Suppose cryonics was clearly a religion, believing that after the Singularity the Great Friendly AI God will with 100% certainty perform a bodily resurrection on the faithful who got the proper technological rites. It seems that resistance to this view would be far lower than for the far less outrageous claim that some current suspension techniques have a certain chance of working well enough that a suspended body lucky enough to reach a decades-away future intact has some small chance of being repaired into a living person. A doctor would likely regard the later as a pseudoscientific futurist view that also uncomfortably parodies some of the tenets of modern medicine (we most dislike the crazy people who believe almost what we do, not the crazies with fundamentally alien views). Various obvious technical counterarguments (ice crystals, ischemia, microembolisms) would present themselves and if not dealt with in impressive detail would seem to undermine the rationality of the patient. This is of course irrelevant to whether the patient should be allowed to make cryonics preparations or avoid autopsy, but the religious patient would have a significant advantage in securing support or at least acquiescence from medical authorities.
It seems that the case for treating cryonics any worse than a faith-based view is flawed. Since the actual eventual efficacy is unknown it might not make sense for medicine or society to treat it as any better either, until better evidence arrives. But since it does represent an important wish for patients (literally a matter of life and death), the practical issues are minor to outsiders, and it is not fundamentally against the ethos of a pluralistic society or other people’s rights, discouraging or obstructing it is unethical.

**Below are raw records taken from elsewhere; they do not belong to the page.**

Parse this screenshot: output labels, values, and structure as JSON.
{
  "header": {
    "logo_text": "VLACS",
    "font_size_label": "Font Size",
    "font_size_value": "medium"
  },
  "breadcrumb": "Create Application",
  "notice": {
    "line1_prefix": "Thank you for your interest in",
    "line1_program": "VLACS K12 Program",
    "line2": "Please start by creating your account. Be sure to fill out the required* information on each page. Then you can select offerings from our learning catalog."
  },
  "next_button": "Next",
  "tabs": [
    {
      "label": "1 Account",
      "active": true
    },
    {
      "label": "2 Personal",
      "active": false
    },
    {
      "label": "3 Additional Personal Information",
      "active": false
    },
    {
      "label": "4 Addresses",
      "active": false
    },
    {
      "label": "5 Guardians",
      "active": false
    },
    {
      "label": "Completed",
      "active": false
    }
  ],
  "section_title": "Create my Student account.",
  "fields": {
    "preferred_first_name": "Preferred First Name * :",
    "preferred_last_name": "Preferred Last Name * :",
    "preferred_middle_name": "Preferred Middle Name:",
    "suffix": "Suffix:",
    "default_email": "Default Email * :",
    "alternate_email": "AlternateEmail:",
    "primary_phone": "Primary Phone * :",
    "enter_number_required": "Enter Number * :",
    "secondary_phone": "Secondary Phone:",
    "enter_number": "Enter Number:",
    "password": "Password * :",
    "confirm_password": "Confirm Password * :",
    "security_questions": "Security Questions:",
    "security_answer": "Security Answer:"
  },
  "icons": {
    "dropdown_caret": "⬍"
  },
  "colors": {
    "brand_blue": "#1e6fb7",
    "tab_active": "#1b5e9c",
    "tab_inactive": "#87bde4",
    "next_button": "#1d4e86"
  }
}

However, the underlying problem might be that cryonics does speak against a lot of deep-seated views. It is essentially naturalistic (if not necessarily anti-dualist) and would if it worked offer an alternative secular ‘afterlife’. Somebody with a commitment to traditional religion would both think it was in error, and if it worked it might constitute a threat or even refutation to their own core beliefs. Whether expressed explicitly or not, these are powerful motivators for them to not accept cryonics. Given that their misgivings also occur within the critique-privileged religious sphere while cryonics is in the unprivileged rational sphere, they have a rhetorical and social advantage.
I do not think cryonics should turn itself into a religion in order to gain social advantage (some cryonicists are trying) since it is somewhat intellectually dishonest. Rather, I think we need to recognize the problem that we too easily let irrational beliefs slip away because they dress up in religious clothing. We also tend to mix up that just because a belief can (and maybe should) be criticized, acting on it can justifiably be obstructed. For that, we need stronger moral reasons.
(Full disclosure: I have a cryonics contract myself. I think cryonics has a good enough chance to work – maybe 10% – that it is rational for me to pay a few pounds per month for it. But this is a crude backup plan: I rather get immortal by not dying.)